To add some additional drama to the day, President Donald Trump tossed in his two cents on monetary policy:

“The Fed is making a mistake,” he told reporters on Wednesday as he arrived in Pennsylvania for a campaign rally. “They’re so tight. I think the Fed has gone crazy.”

Trump is setting the stage to blame the Fed should the economy tank. Luckily, I don’t think that’s about to happen. It is important to remember that the Fed’s rate forecast will only hold in a solid economic environment that is generally supportive of equities. If the economy tilts downward more quickly than expected, the Fed will reel back on those rate forecasts. They might hem and haw before they shift, but most likely they will shift. If the economy faces a clear economic challenge, the Powell put will become a reality.

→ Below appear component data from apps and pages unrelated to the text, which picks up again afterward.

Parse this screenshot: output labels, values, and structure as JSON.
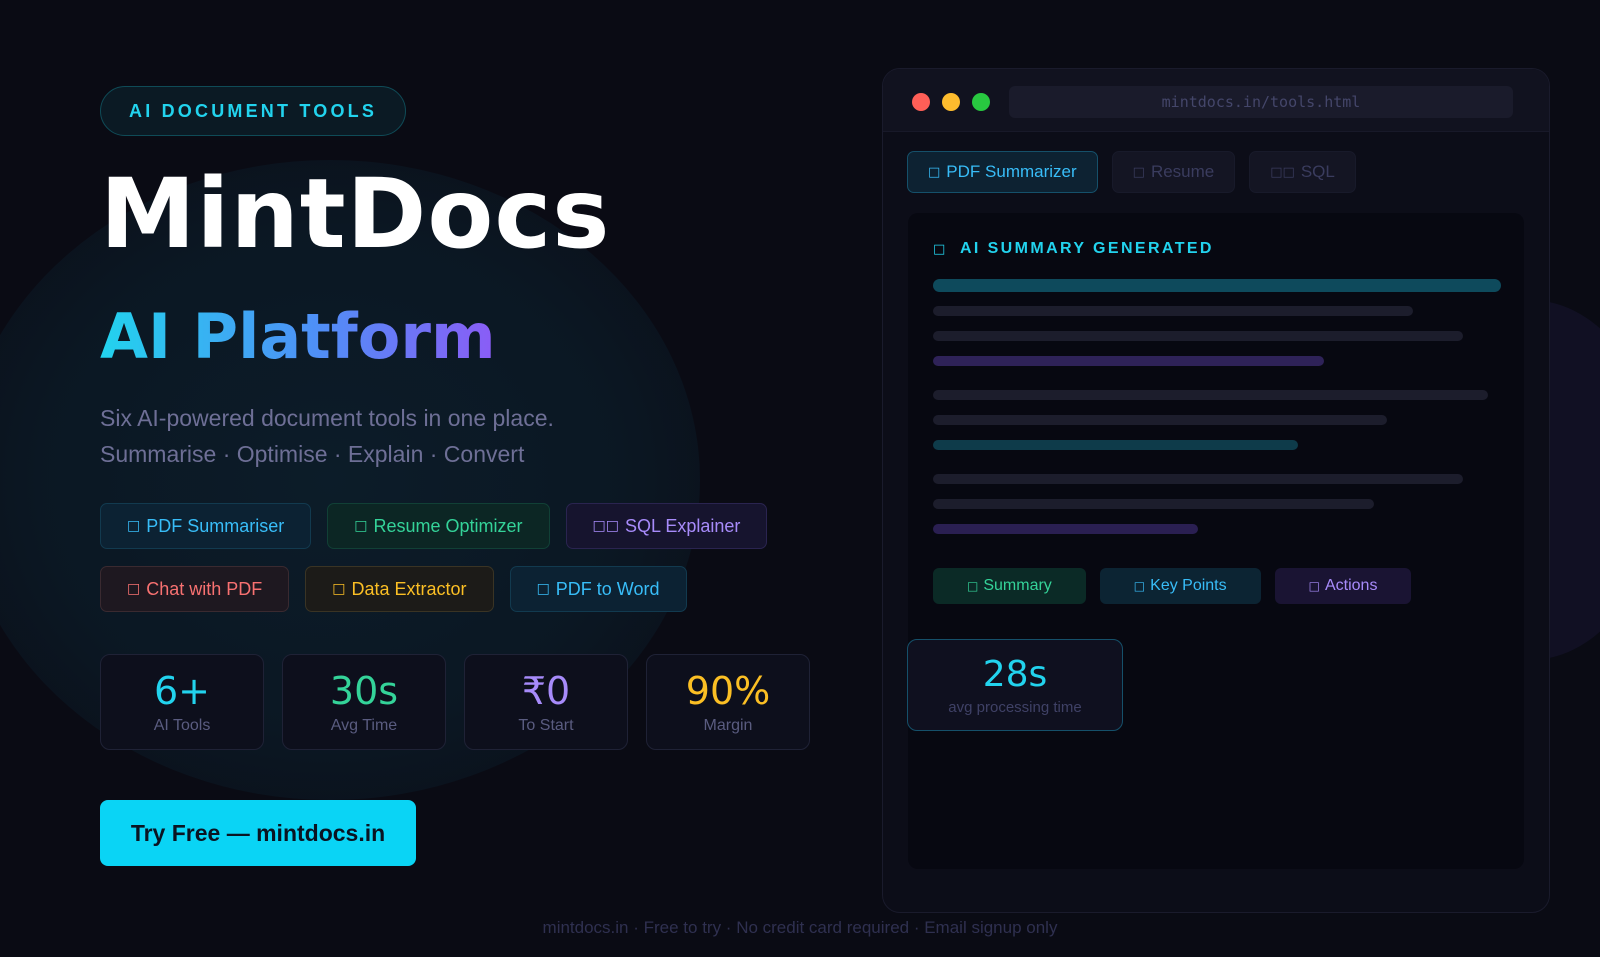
{
  "hero": {
    "eyebrow": "AI DOCUMENT TOOLS",
    "title": "MintDocs",
    "subtitle": "AI Platform",
    "description_line1": "Six AI-powered document tools in one place.",
    "description_line2": "Summarise · Optimise · Explain · Convert"
  },
  "tools": [
    {
      "icon": "□",
      "label": "PDF Summariser",
      "color": "#38bdf8"
    },
    {
      "icon": "□",
      "label": "Resume Optimizer",
      "color": "#34d399"
    },
    {
      "icon": "□□",
      "label": "SQL Explainer",
      "color": "#a78bfa"
    },
    {
      "icon": "□",
      "label": "Chat with PDF",
      "color": "#f87171"
    },
    {
      "icon": "□",
      "label": "Data Extractor",
      "color": "#fbbf24"
    },
    {
      "icon": "□",
      "label": "PDF to Word",
      "color": "#38bdf8"
    }
  ],
  "stats": [
    {
      "value": "6+",
      "label": "AI Tools",
      "color": "#22d3ee"
    },
    {
      "value": "30s",
      "label": "Avg Time",
      "color": "#34d399"
    },
    {
      "value": "₹0",
      "label": "To Start",
      "color": "#a78bfa"
    },
    {
      "value": "90%",
      "label": "Margin",
      "color": "#fbbf24"
    }
  ],
  "cta": {
    "label": "Try Free — mintdocs.in"
  },
  "footer": "mintdocs.in · Free to try · No credit card required · Email signup only",
  "preview": {
    "url": "mintdocs.in/tools.html",
    "tabs": [
      {
        "icon": "□",
        "label": "PDF Summarizer",
        "active": true
      },
      {
        "icon": "□",
        "label": "Resume",
        "active": false
      },
      {
        "icon": "□□",
        "label": "SQL",
        "active": false
      }
    ],
    "panel_title": "AI SUMMARY GENERATED",
    "panel_icon": "□",
    "output_tags": [
      {
        "icon": "□",
        "label": "Summary"
      },
      {
        "icon": "□",
        "label": "Key Points"
      },
      {
        "icon": "□",
        "label": "Actions"
      }
    ],
    "timer": {
      "value": "28s",
      "label": "avg processing time"
    }
  },
  "colors": {
    "background": "#0a0b14",
    "accent_cyan": "#22d3ee",
    "accent_purple": "#8b5cf6",
    "cta": "#0ad4f5"
  }
}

There are, however, two caveats to this prediction. One is just straight-up policy error, misreading the data. The second caveat, which is what concerns me, is that the Fed reaches a point where they don’t think they can ease due to inflationary pressures. As a general rule, central bankers think that inflation expectations are sufficiently well contained that they can maintain a gradual path of rate hikes. I think this also means that they will be react to a substantial change in the economic outlook – a greater slowdown than they anticipate – with a shift toward a more dovish policy path. But there of course is a chance that inflationary pressures emerge such that they think they need to defend their inflation target. In my opinion, in such a circumstance they will choose recession over inflation.

Bottom Line: Don’t panic. Yet. The Fed’s rate path might be higher and more uncertain than anticipated, but this largely reflects a more positive economic outlook. That’s ultimately a good thing. Watch the inflation numbers. Inflation is what could sour the Fed’s plan and its willingness to respond to a substantial deterioration in the outlook.

This Fed Won’t Panic At The First Sign Of Slower Growth

Recent speeches by Federal Reserve policy makers make clear that they have reduced their reliance on estimates of the long run neutral level of interest rates as a guide for monetary policy. Going forward, market participants will need to more closely scrutinize the central bank’s Summary of Economic Projections for clues as to where rates may be headed.

Those forecasts currently point to a fairly hawkish path for monetary path. Not only do they indicate policy will eventually turn restrictive, but they also suggest policy will remain restrictive even as economic growth slows. In other words, the Fed doesn’t anticipate turning tail on their policy path even if the economy dips next year.

Continued at Bloomberg Opinion…